From the time your child is born, there are several things that you can do for good oral health. Gently clean your baby’s mouth and gums, especially after feeding, with a soft, clean washcloth or gauze pad. As soon as teeth appear usually around the age of six months, you may continue cleaning your child’s teeth this way or use a small, soft toothbrush. You may also start flossing your child’s teeth when their teeth are already side by side. If you’re not confident in making this decision, you may ask for your pediatrician’s recommendation.

What Type of Toothbrush & Toothpaste Should A Child Use?

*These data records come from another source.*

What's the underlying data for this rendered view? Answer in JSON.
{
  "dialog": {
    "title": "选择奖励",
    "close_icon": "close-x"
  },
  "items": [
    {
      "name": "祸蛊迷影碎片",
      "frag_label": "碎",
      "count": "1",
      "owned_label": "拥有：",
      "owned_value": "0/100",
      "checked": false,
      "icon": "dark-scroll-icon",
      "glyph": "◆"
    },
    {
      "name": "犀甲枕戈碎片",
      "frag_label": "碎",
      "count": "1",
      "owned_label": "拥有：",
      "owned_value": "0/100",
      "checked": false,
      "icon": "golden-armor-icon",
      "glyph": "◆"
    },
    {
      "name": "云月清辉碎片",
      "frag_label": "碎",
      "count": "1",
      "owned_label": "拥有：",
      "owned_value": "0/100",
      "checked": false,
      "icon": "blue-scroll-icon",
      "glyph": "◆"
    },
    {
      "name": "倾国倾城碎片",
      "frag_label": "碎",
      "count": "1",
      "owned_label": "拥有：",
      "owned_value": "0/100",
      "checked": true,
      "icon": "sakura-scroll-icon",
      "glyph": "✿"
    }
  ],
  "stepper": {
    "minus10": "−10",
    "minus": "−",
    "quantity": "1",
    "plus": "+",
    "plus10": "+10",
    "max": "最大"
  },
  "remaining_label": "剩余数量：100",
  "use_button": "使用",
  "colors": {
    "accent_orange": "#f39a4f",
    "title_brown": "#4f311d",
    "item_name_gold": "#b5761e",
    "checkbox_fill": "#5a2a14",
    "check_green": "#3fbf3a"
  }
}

Find a toothbrush with soft bristles and is small enough to fit your child’s mouth. You may also take a closer look at the labels of the toothbrush to see if it is designed for your child’s age group. For your child’s toothpaste, make sure to choose one with fluoride. If your child is under three years old, use only a small amount of toothpaste the size of a grain of rice. But if your child is already three years old and up, you may increase the amount to pea-sized.

When Should A Child Start Seeing a Dentist?

Children usually start their regular dentist visits at the age of two to three when most of their baby teeth are already complete. When your child is under the age of two, your pediatrician should be the one to examine your child’s teeth. If your pediatrician deems it necessary for your child to see a dentist earlier, he/she may recommend that you go to a pediatric dentist.

How to Avoid Tooth Decay?

To avoid tooth decay, it is important that you provide healthy foods for your child and limit their intake of sweet snacks and drinks. If you must satisfy your kid’s sweet cravings, make sure that you avoid sugary foods that tend to stick to the spaces between your child’s teeth such as caramel, gum, or other chewy snacks.

Good oral health is important to your child’s overall wellbeing. It can keep them comfortable and help them form good oral habits that will be beneficial for them today and in the future.

This article contains general information about medical conditions and treatments. The information is not advice and should not be treated as such. The information is not intended to replace the advice or diagnosis of a physician. If you have any specific questions about any medical matter you should consult your doctor or other professional healthcare providers.